Let’s think of a time gone by, when grandma used to tell you to soak in Epsom salts if you had a sore back, knee, etc. Well, grandma was right. New research shows that mineral deficiency is a lot more important than we thought.
So what is it about Epsom salts that makes it so important or effective for all kinds of aches and pains? One word: Magnesium. Magnesium is a mineral that can be found in the food that we eat, but in recent years has been found to have been largely stripped from the soil and thus not present in the amounts necessary to replenish inside the body.
Magnesium is used in over 300 enzymatic processes throughout the body. The body keeps magnesium levels homestatic, meaning if the levels of magnesium are depleted in the blood stream it is replenished from the magnesium that is stored in the bones and muscles, thus leading to chronic aches, pains and stiff muscles. Magnesium plays a role in your body's detoxification processes, making it important for helping to prevent damage from environmental chemicals, heavy metals, and other toxins. In addition, magnesium is necessary for:
Activating muscles and nerves
Creating energy in your body by activating adenosine triphosphate (ATP)
Helping digest proteins, carbohydrates, and fats
Serving as a building block for RNA and DNA synthesis
Acting as a precursor for neurotransmitters like serotonin
Magnesium deficiency is widespread and the use of magnesium oil can restore healthy magnesium levels in your body. Dr. Sircus, a leading magnesium researcher and author of Transdermal Magnesium Therapy, says,
“After oxygen, water, and basic food, magnesium may be the most important element needed by our bodies, vitally important yet hardly known.

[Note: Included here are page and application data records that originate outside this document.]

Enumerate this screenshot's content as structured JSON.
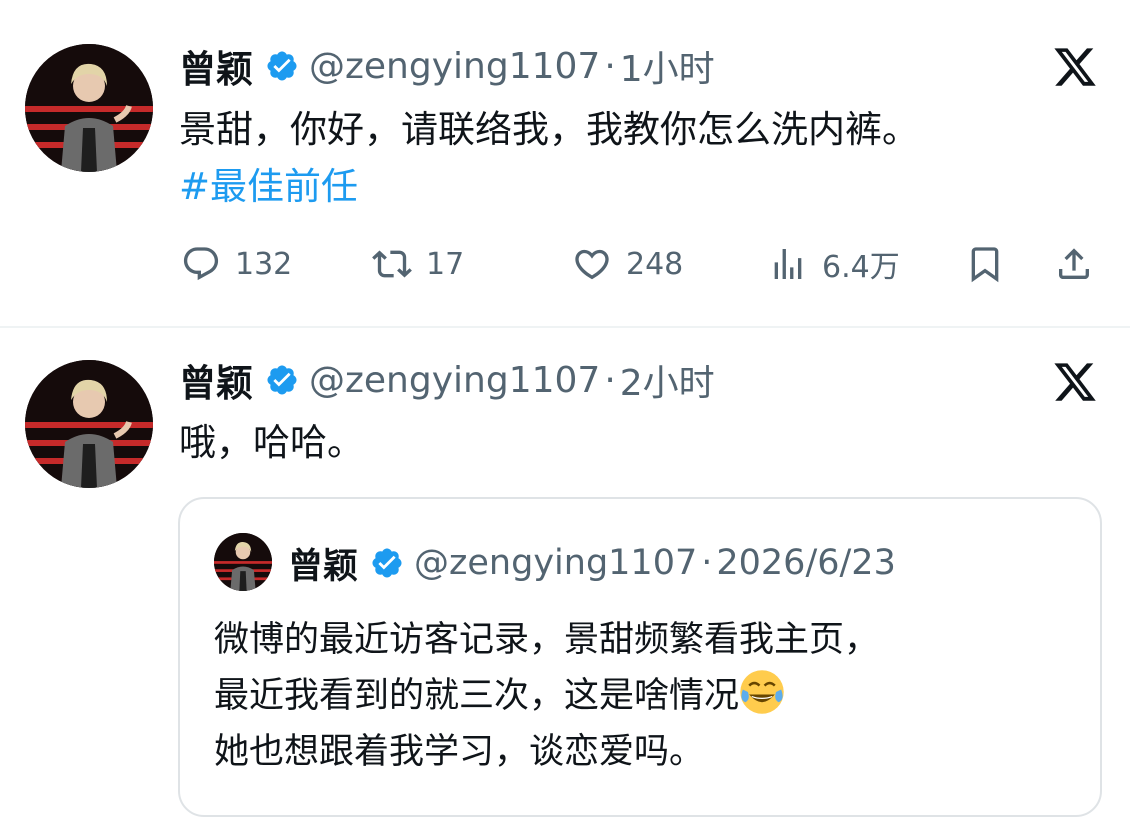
{
  "tweets": [
    {
      "author_name": "曾颖",
      "handle": "@zengying1107",
      "separator": "·",
      "time": "1小时",
      "text": "景甜，你好，请联络我，我教你怎么洗内裤。",
      "hashtag": "#最佳前任",
      "stats": {
        "replies": "132",
        "retweets": "17",
        "likes": "248",
        "views": "6.4万"
      }
    },
    {
      "author_name": "曾颖",
      "handle": "@zengying1107",
      "separator": "·",
      "time": "2小时",
      "text": "哦，哈哈。",
      "quoted": {
        "author_name": "曾颖",
        "handle": "@zengying1107",
        "separator": "·",
        "date": "2026/6/23",
        "lines": [
          "微博的最近访客记录，景甜频繁看我主页，",
          "最近我看到的就三次，这是啥情况",
          "她也想跟着我学习，谈恋爱吗。"
        ],
        "emoji": "face-with-tears-of-joy"
      }
    }
  ],
  "icons": {
    "verified": "verified-badge-icon",
    "platform": "x-logo-icon",
    "reply": "reply-icon",
    "retweet": "retweet-icon",
    "like": "heart-icon",
    "views": "views-icon",
    "bookmark": "bookmark-icon",
    "share": "share-icon"
  },
  "colors": {
    "verified": "#1d9bf0",
    "hashtag": "#1d9bf0",
    "secondary_text": "#536471",
    "primary_text": "#0f1419",
    "divider": "#eff3f4"
  }
}
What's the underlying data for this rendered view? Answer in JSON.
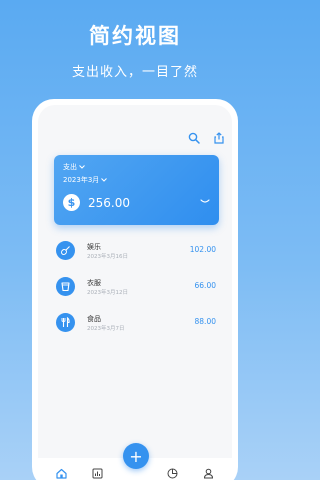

It is more important than calcium, potassium or sodium and regulates all three of them. Millions suffer daily from magnesium deficiency without even knowing it.” (Read more in his article on magnesium deficiency.)
So why isn’t this something we are all tested for on a regular basis at our doctor’s offices? Blood tests are insufficient at detecting magnesium levels accurately, only 1% of the body’s magnesium is stored in the blood, the rest is stored in the bones and muscles.
Which brings me to another key point of magnesium supplementing, oral supplements of magnesium are inferior to topical supplementing. Most of the oral magnesium pills sold over the counter are magnesium citrate, which only about 20% is absorbed by the body and the rest is eliminated as waste. Magnesium can irritate the digestive tract (i.e. diarrhea) it is much more absorbable and available to the body when it is delivered topically in the form of Epsom salts or Magnesium oil spray.
Visit us again for the next installment of ‘The Benefits of Magnesium: Part Deux” where we will discuss how you can increase your magnesium intake in your diet, specific conditions that researchers are now attributing to magnesium deficiency and discuss further that the WHO estimates 75% of Americans have daily magnesium intakes less than the recommended daily intake (RDA).